Wednesday, November 2, 2011

Glucose in the bathroom

November is Diabetes Awareness month.  Many people are wearing blue on Fridays to raise awareness, Facebook pictures are appearing with blue circles posted around them, and others are gearing up for the Big Blue Test

Another awareness initiative that has been suggested was "30 days and 30 wishes".  The idea was to take the 30 days of November and each day publish a diabetes related wish.  The first day, I asked the question of what your wish was for day one on my Diabetes Advocacy Facebook page.  The overwhelming answer was "A Cure!" plain and simple.  That one is a given so my wish was posted in yesterday's post--that my son did not have to worry about his blood sugar before bed or know the danger of going low in his sleep.

Today's wish is that we did not have to have glucose stored all over the house and in our car.  As you can see by today's picture, my son believes in being prepared and recently has begun keeping a tube of glucose gel in the bathroom he uses to get ready for school and shower.  Now I just wish that I knew what in the world possessed him to put a tube there!

Tuesday, November 1, 2011

Another bump in the diabetes learning curve

My son came home from school yesterday and we talked about what he had done during the day.  He told me about having whipped cream thrown at him by little kids and showed me the treats that he had been given.  After our chat, I asked for his meter.  I looked through it and saw that once again he had not bothered to test after his breakfast.  His first test was at lunch time and he was 23 (414). I was not impressed.

"I am guessing that not only did you NOT remember to test, but you also forgot to bolus your breakfast didn't you?"
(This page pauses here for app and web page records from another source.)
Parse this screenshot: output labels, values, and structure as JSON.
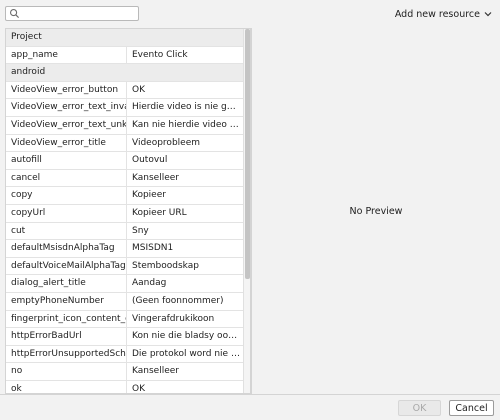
{
  "search": {
    "placeholder": "",
    "value": ""
  },
  "header": {
    "add_resource_label": "Add new resource"
  },
  "table": {
    "rows": [
      {
        "type": "group",
        "key": "Project",
        "value": ""
      },
      {
        "type": "item",
        "key": "app_name",
        "value": "Evento Click"
      },
      {
        "type": "group",
        "key": "android",
        "value": ""
      },
      {
        "type": "item",
        "key": "VideoView_error_button",
        "value": "OK"
      },
      {
        "type": "item",
        "key": "VideoView_error_text_invalid",
        "value": "Hierdie video is nie geldig ..."
      },
      {
        "type": "item",
        "key": "VideoView_error_text_unknown",
        "value": "Kan nie hierdie video speel ..."
      },
      {
        "type": "item",
        "key": "VideoView_error_title",
        "value": "Videoprobleem"
      },
      {
        "type": "item",
        "key": "autofill",
        "value": "Outovul"
      },
      {
        "type": "item",
        "key": "cancel",
        "value": "Kanselleer"
      },
      {
        "type": "item",
        "key": "copy",
        "value": "Kopieer"
      },
      {
        "type": "item",
        "key": "copyUrl",
        "value": "Kopieer URL"
      },
      {
        "type": "item",
        "key": "cut",
        "value": "Sny"
      },
      {
        "type": "item",
        "key": "defaultMsisdnAlphaTag",
        "value": "MSISDN1"
      },
      {
        "type": "item",
        "key": "defaultVoiceMailAlphaTag",
        "value": "Stemboodskap"
      },
      {
        "type": "item",
        "key": "dialog_alert_title",
        "value": "Aandag"
      },
      {
        "type": "item",
        "key": "emptyPhoneNumber",
        "value": "(Geen foonnommer)"
      },
      {
        "type": "item",
        "key": "fingerprint_icon_content_description",
        "value": "Vingerafdrukikoon"
      },
      {
        "type": "item",
        "key": "httpErrorBadUrl",
        "value": "Kon nie die bladsy oop ma..."
      },
      {
        "type": "item",
        "key": "httpErrorUnsupportedScheme",
        "value": "Die protokol word nie ond..."
      },
      {
        "type": "item",
        "key": "no",
        "value": "Kanselleer"
      },
      {
        "type": "item",
        "key": "ok",
        "value": "OK"
      }
    ]
  },
  "preview": {
    "text": "No Preview"
  },
  "footer": {
    "ok_label": "OK",
    "cancel_label": "Cancel"
  },
  "colors": {
    "background": "#f2f2f2",
    "group_row": "#ececec",
    "disabled_text": "#a8a8a8"
  }
}
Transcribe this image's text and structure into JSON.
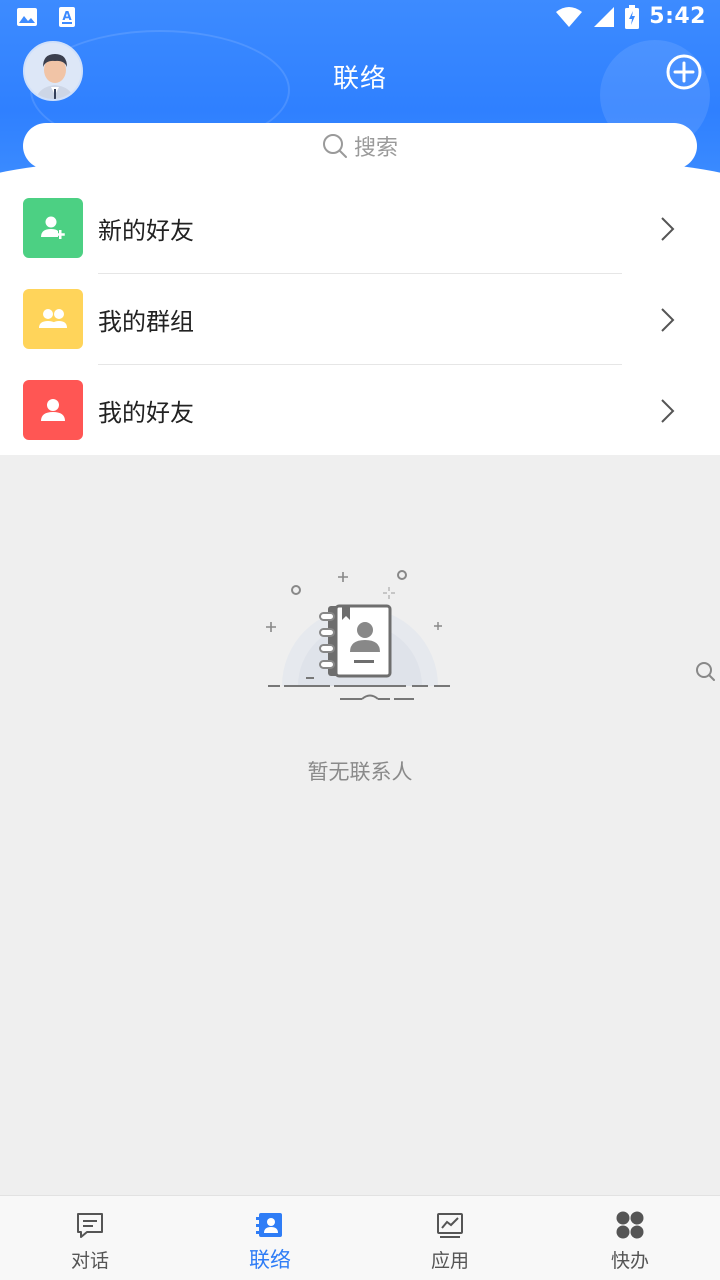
{
  "status_bar": {
    "time": "5:42"
  },
  "header": {
    "title": "联络",
    "search_placeholder": "搜索"
  },
  "menu": [
    {
      "label": "新的好友",
      "icon": "add-user-icon",
      "color": "#4cd083"
    },
    {
      "label": "我的群组",
      "icon": "group-icon",
      "color": "#ffd45a"
    },
    {
      "label": "我的好友",
      "icon": "user-icon",
      "color": "#ff5654"
    }
  ],
  "empty_state": {
    "text": "暂无联系人",
    "icon": "contact-book-icon"
  },
  "bottom_nav": [
    {
      "label": "对话",
      "icon": "chat-icon",
      "active": false
    },
    {
      "label": "联络",
      "icon": "contacts-icon",
      "active": true
    },
    {
      "label": "应用",
      "icon": "chart-icon",
      "active": false
    },
    {
      "label": "快办",
      "icon": "grid-icon",
      "active": false
    }
  ],
  "colors": {
    "primary": "#2f80ff",
    "active_tab": "#2f7df6"
  }
}
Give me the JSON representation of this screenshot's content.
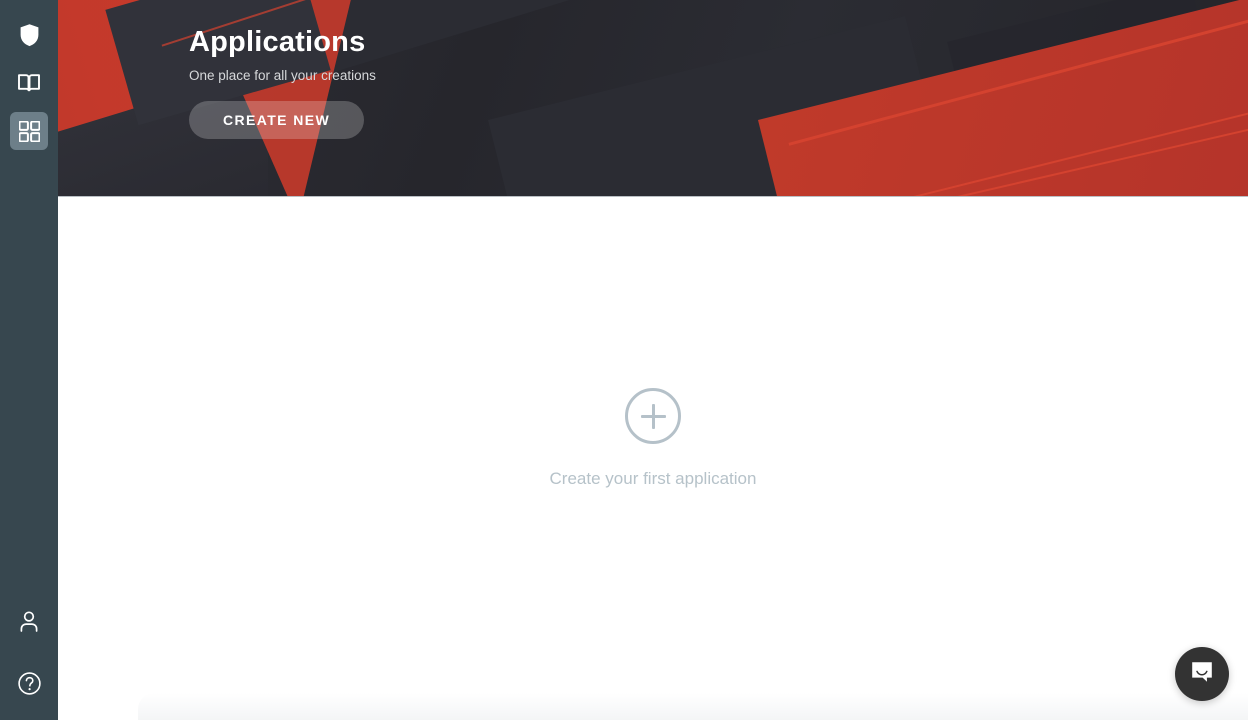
{
  "sidebar": {
    "background_color": "#37474f",
    "active_color": "#6d7f89",
    "top_items": [
      {
        "name": "shield-icon",
        "label": "Security",
        "active": false
      },
      {
        "name": "book-icon",
        "label": "Documentation",
        "active": false
      },
      {
        "name": "grid-icon",
        "label": "Applications",
        "active": true
      }
    ],
    "bottom_items": [
      {
        "name": "user-icon",
        "label": "Account"
      },
      {
        "name": "help-icon",
        "label": "Help"
      }
    ]
  },
  "banner": {
    "title": "Applications",
    "subtitle": "One place for all your creations",
    "create_button_label": "CREATE NEW",
    "accent_color": "#c0392b",
    "background_color": "#2b2c33"
  },
  "content": {
    "empty_state": {
      "icon": "plus-circle-icon",
      "label": "Create your first application",
      "color": "#b6c2c9"
    }
  },
  "chat": {
    "launcher_icon": "chat-bubble-icon",
    "launcher_color": "#333333"
  }
}
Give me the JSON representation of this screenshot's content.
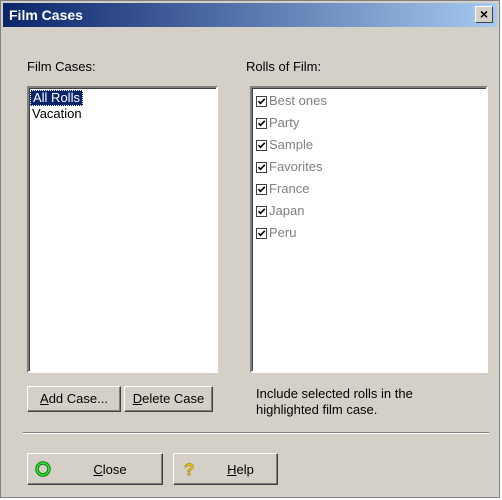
{
  "window": {
    "title": "Film Cases",
    "close_label": "×"
  },
  "film_cases": {
    "label": "Film Cases:",
    "items": [
      "All Rolls",
      "Vacation"
    ],
    "selected_index": 0
  },
  "rolls": {
    "label": "Rolls of Film:",
    "items": [
      {
        "label": "Best ones",
        "checked": true
      },
      {
        "label": "Party",
        "checked": true
      },
      {
        "label": "Sample",
        "checked": true
      },
      {
        "label": "Favorites",
        "checked": true
      },
      {
        "label": "France",
        "checked": true
      },
      {
        "label": "Japan",
        "checked": true
      },
      {
        "label": "Peru",
        "checked": true
      }
    ]
  },
  "buttons": {
    "add_case_mnemonic": "A",
    "add_case_rest": "dd Case...",
    "delete_case_mnemonic": "D",
    "delete_case_rest": "elete Case",
    "close_mnemonic": "C",
    "close_rest": "lose",
    "help_mnemonic": "H",
    "help_rest": "elp"
  },
  "info": {
    "line1": "Include selected rolls in the",
    "line2": "highlighted film case."
  },
  "icons": {
    "close": "green-ring-icon",
    "help": "yellow-question-icon"
  },
  "colors": {
    "title_start": "#0a246a",
    "title_end": "#a6caf0",
    "face": "#d4d0c8",
    "selection": "#0a246a"
  }
}
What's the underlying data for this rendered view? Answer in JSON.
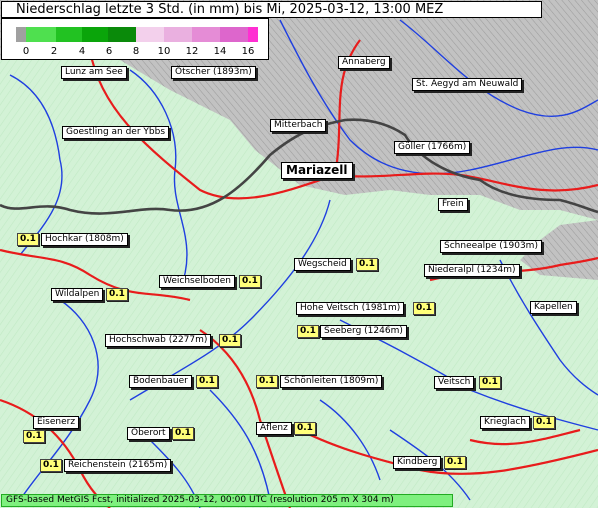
{
  "title": "Niederschlag letzte 3 Std. (in mm) bis Mi, 2025-03-12, 13:00 MEZ",
  "legend": {
    "ticks": [
      "0",
      "2",
      "4",
      "6",
      "8",
      "10",
      "12",
      "14",
      "16"
    ],
    "colors": [
      "#a0a0a0",
      "#4fe04f",
      "#22c222",
      "#0aa50a",
      "#f0c8e8",
      "#e8a0d8",
      "#e070cc",
      "#ff2ed2"
    ]
  },
  "places": [
    {
      "id": "lunz",
      "name": "Lunz am See"
    },
    {
      "id": "oetscher",
      "name": "Ötscher (1893m)"
    },
    {
      "id": "annaberg",
      "name": "Annaberg"
    },
    {
      "id": "aegyd",
      "name": "St. Aegyd am Neuwald"
    },
    {
      "id": "goestling",
      "name": "Goestling an der Ybbs"
    },
    {
      "id": "mitterbach",
      "name": "Mitterbach"
    },
    {
      "id": "mariazell",
      "name": "Mariazell"
    },
    {
      "id": "goeller",
      "name": "Göller (1766m)"
    },
    {
      "id": "frein",
      "name": "Frein"
    },
    {
      "id": "hochkar",
      "name": "Hochkar (1808m)",
      "value": "0.1"
    },
    {
      "id": "schneealpe",
      "name": "Schneealpe (1903m)"
    },
    {
      "id": "wegscheid",
      "name": "Wegscheid",
      "value": "0.1"
    },
    {
      "id": "niederalpl",
      "name": "Niederalpl (1234m)"
    },
    {
      "id": "weichselboden",
      "name": "Weichselboden",
      "value": "0.1"
    },
    {
      "id": "wildalpen",
      "name": "Wildalpen",
      "value": "0.1"
    },
    {
      "id": "hoheveitsch",
      "name": "Hohe Veitsch (1981m)",
      "value": "0.1"
    },
    {
      "id": "kapellen",
      "name": "Kapellen"
    },
    {
      "id": "seeberg",
      "name": "Seeberg (1246m)",
      "value": "0.1"
    },
    {
      "id": "hochschwab",
      "name": "Hochschwab (2277m)",
      "value": "0.1"
    },
    {
      "id": "bodenbauer",
      "name": "Bodenbauer",
      "value": "0.1"
    },
    {
      "id": "schoenleiten",
      "name": "Schönleiten (1809m)",
      "value": "0.1"
    },
    {
      "id": "veitsch",
      "name": "Veitsch",
      "value": "0.1"
    },
    {
      "id": "eisenerz",
      "name": "Eisenerz",
      "value": "0.1"
    },
    {
      "id": "oberort",
      "name": "Oberort",
      "value": "0.1"
    },
    {
      "id": "aflenz",
      "name": "Aflenz",
      "value": "0.1"
    },
    {
      "id": "krieglach",
      "name": "Krieglach",
      "value": "0.1"
    },
    {
      "id": "reichenstein",
      "name": "Reichenstein (2165m)",
      "value": "0.1"
    },
    {
      "id": "kindberg",
      "name": "Kindberg",
      "value": "0.1"
    }
  ],
  "footer": "GFS-based MetGIS Fcst, initialized 2025-03-12, 00:00 UTC  (resolution 205 m X 304 m)"
}
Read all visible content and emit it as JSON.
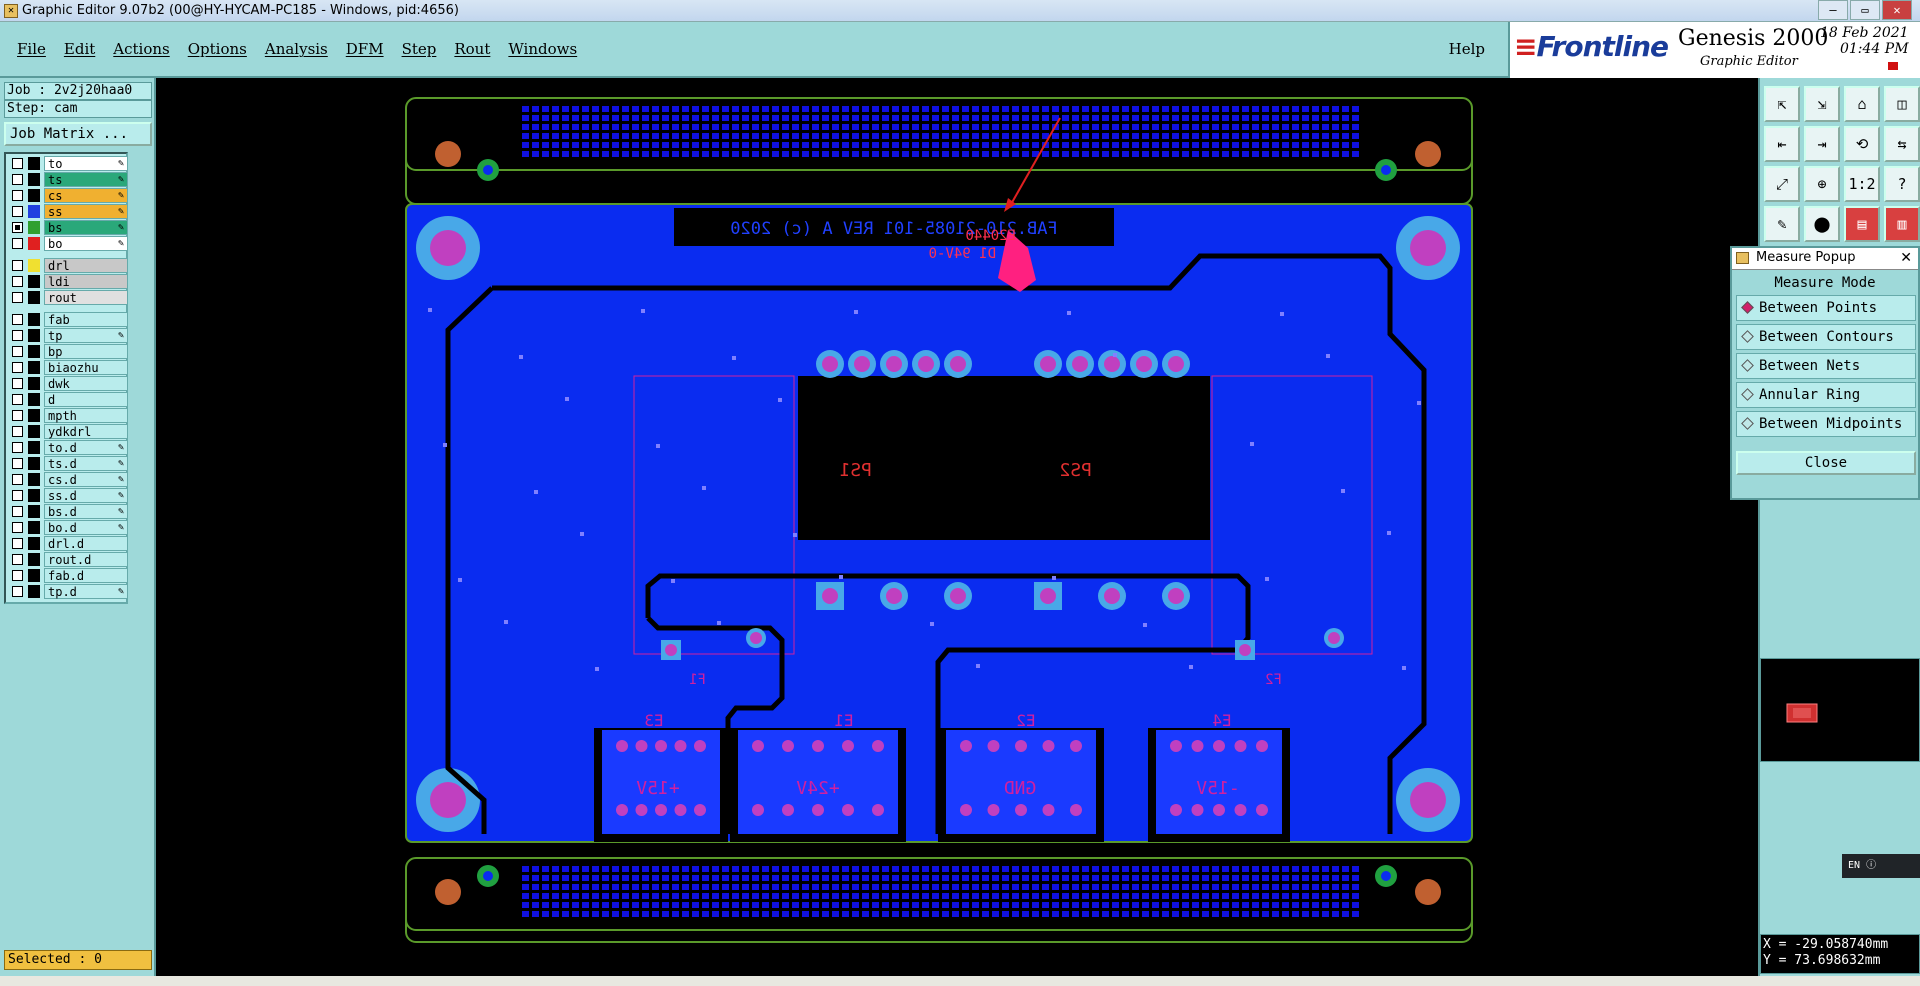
{
  "window": {
    "title": "Graphic Editor 9.07b2 (00@HY-HYCAM-PC185 - Windows, pid:4656)",
    "minimize_glyph": "—",
    "maximize_glyph": "▭",
    "close_glyph": "✕"
  },
  "menu": {
    "items": [
      "File",
      "Edit",
      "Actions",
      "Options",
      "Analysis",
      "DFM",
      "Step",
      "Rout",
      "Windows"
    ],
    "help": "Help"
  },
  "brand": {
    "logo": "Frontline",
    "product": "Genesis 2000",
    "subtitle": "Graphic Editor",
    "date": "18 Feb 2021",
    "time": "01:44 PM"
  },
  "job": {
    "job_label": "Job : 2v2j20haa0",
    "step_label": "Step: cam",
    "matrix_button": "Job Matrix ..."
  },
  "layers": [
    {
      "name": "to",
      "bg": "#ffffff",
      "swatch": "#000000",
      "checked": false,
      "edit": true
    },
    {
      "name": "ts",
      "bg": "#2aa87a",
      "swatch": "#000000",
      "checked": false,
      "edit": true
    },
    {
      "name": "cs",
      "bg": "#f0b030",
      "swatch": "#000000",
      "checked": false,
      "edit": true
    },
    {
      "name": "ss",
      "bg": "#f0b030",
      "swatch": "#2040e0",
      "checked": false,
      "edit": true
    },
    {
      "name": "bs",
      "bg": "#2aa87a",
      "swatch": "#30a030",
      "checked": true,
      "edit": true
    },
    {
      "name": "bo",
      "bg": "#ffffff",
      "swatch": "#e02020",
      "checked": false,
      "edit": true
    },
    {
      "name": "drl",
      "bg": "#c8c8c8",
      "swatch": "#f0e030",
      "checked": false,
      "edit": false
    },
    {
      "name": "ldi",
      "bg": "#c8c8c8",
      "swatch": "#000000",
      "checked": false,
      "edit": false
    },
    {
      "name": "rout",
      "bg": "#e0e0e0",
      "swatch": "#000000",
      "checked": false,
      "edit": false
    },
    {
      "name": "fab",
      "bg": "#b9ecec",
      "swatch": "#000000",
      "checked": false,
      "edit": false
    },
    {
      "name": "tp",
      "bg": "#b9ecec",
      "swatch": "#000000",
      "checked": false,
      "edit": true
    },
    {
      "name": "bp",
      "bg": "#b9ecec",
      "swatch": "#000000",
      "checked": false,
      "edit": false
    },
    {
      "name": "biaozhu",
      "bg": "#b9ecec",
      "swatch": "#000000",
      "checked": false,
      "edit": false
    },
    {
      "name": "dwk",
      "bg": "#b9ecec",
      "swatch": "#000000",
      "checked": false,
      "edit": false
    },
    {
      "name": "d",
      "bg": "#b9ecec",
      "swatch": "#000000",
      "checked": false,
      "edit": false
    },
    {
      "name": "mpth",
      "bg": "#b9ecec",
      "swatch": "#000000",
      "checked": false,
      "edit": false
    },
    {
      "name": "ydkdrl",
      "bg": "#b9ecec",
      "swatch": "#000000",
      "checked": false,
      "edit": false
    },
    {
      "name": "to.d",
      "bg": "#b9ecec",
      "swatch": "#000000",
      "checked": false,
      "edit": true
    },
    {
      "name": "ts.d",
      "bg": "#b9ecec",
      "swatch": "#000000",
      "checked": false,
      "edit": true
    },
    {
      "name": "cs.d",
      "bg": "#b9ecec",
      "swatch": "#000000",
      "checked": false,
      "edit": true
    },
    {
      "name": "ss.d",
      "bg": "#b9ecec",
      "swatch": "#000000",
      "checked": false,
      "edit": true
    },
    {
      "name": "bs.d",
      "bg": "#b9ecec",
      "swatch": "#000000",
      "checked": false,
      "edit": true
    },
    {
      "name": "bo.d",
      "bg": "#b9ecec",
      "swatch": "#000000",
      "checked": false,
      "edit": true
    },
    {
      "name": "drl.d",
      "bg": "#b9ecec",
      "swatch": "#000000",
      "checked": false,
      "edit": false
    },
    {
      "name": "rout.d",
      "bg": "#b9ecec",
      "swatch": "#000000",
      "checked": false,
      "edit": false
    },
    {
      "name": "fab.d",
      "bg": "#b9ecec",
      "swatch": "#000000",
      "checked": false,
      "edit": false
    },
    {
      "name": "tp.d",
      "bg": "#b9ecec",
      "swatch": "#000000",
      "checked": false,
      "edit": true
    }
  ],
  "status": {
    "selected": "Selected : 0"
  },
  "board": {
    "fab_text": "FAB.210-21085-101 REV A (c) 2020",
    "marking_1": "E20440",
    "marking_2": "D1 94V-0",
    "ps1": "PS1",
    "ps2": "PS2",
    "f1": "F1",
    "f2": "F2",
    "e1": "E1",
    "e2": "E2",
    "e3": "E3",
    "e4": "E4",
    "v24": "+24V",
    "gnd": "GND",
    "v15p": "+15V",
    "v15n": "-15V"
  },
  "colors": {
    "board": "#0a2cf0",
    "pad_fill": "#c040c0",
    "pad_ring": "#48a8e8",
    "outline": "#5a9a2a",
    "trace": "#000000",
    "silk": "#d020a0"
  },
  "toolbar_icons": [
    "home-top-icon",
    "home-bottom-icon",
    "house-icon",
    "window-icon",
    "pan-left-icon",
    "pan-right-icon",
    "snap-icon",
    "swap-icon",
    "zoom-fit-icon",
    "zoom-center-icon",
    "scale-icon",
    "query-icon",
    "draw-icon",
    "feature-icon",
    "layer-red-icon",
    "layer-red2-icon"
  ],
  "toolbar_glyphs": [
    "⇱",
    "⇲",
    "⌂",
    "◫",
    "⇤",
    "⇥",
    "⟲",
    "⇆",
    "⤢",
    "⊕",
    "1:2",
    "?",
    "✎",
    "⬤",
    "▤",
    "▥"
  ],
  "toolbar_labels": [
    "",
    "",
    "",
    "",
    "",
    "",
    "",
    "",
    "",
    "",
    "1:2",
    "",
    "",
    "",
    "",
    ""
  ],
  "measure": {
    "title": "Measure Popup",
    "mode_label": "Measure Mode",
    "options": [
      "Between Points",
      "Between Contours",
      "Between Nets",
      "Annular Ring",
      "Between Midpoints"
    ],
    "selected_index": 0,
    "close": "Close"
  },
  "coords": {
    "x": "X = -29.058740mm",
    "y": "Y = 73.698632mm"
  },
  "lang": {
    "code": "EN"
  }
}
"Now Mom, would I do that?" He asked innocently as he began scrolling through his pump history.  "There is a bolus here at 7:30.  Oh wait, its just a correction. There doesn't seem to be a breakfast bolus.  Oops."

Once again I reminded him to test AND bolus.  He went off to do his thing and I was left to shake my head.  I felt a little guilty because I knew that I hadn't given him the carb count for his meal that morning but I also know that he is pretty good at knowing it on his own.  End of guilt. He messed up.

Before I went to bed that evening, I asked him what his bg level was.  I use that number as a gauge of when I should set my internal alarm clock to get up during the night. He said he was 4.1 (73).  I asked him what he was going to do about that. He said that he had had a glucose gel.  I thought that that might have been a bit much since he had eaten a snack not long ago and asked him why the gel?

He replied, "Never drive when you are under five and never sleep if you are under six!"

Well he could certainly regurgitate the information that I have given him over the years but when would he actually use a bit more of it? I responded, "Great, you can remember the rules but you can't remember to test and bolus in the morning?"

I rolled my eyes and left him to deal with his four (72) while I headed off to read.  The next morning he asked if he had been high the night before. I said that he was.  He said that it had taken him a lot of glucose to move past 4.1 so he was glad to see that at one point the sugar finally kicked in. Poor kid. What a thing to have to worry about before he could think about sleep.

The missed test and bolus in the morning didn't kill him. It could have been worse--he did correct the high before breakfast and did correct before his lunch. We still have a long ways to go but its also good to know that we are making some progress. I still wish however that my son and I did not have to have any of this knowledge--that it was not so important for him to have to learn.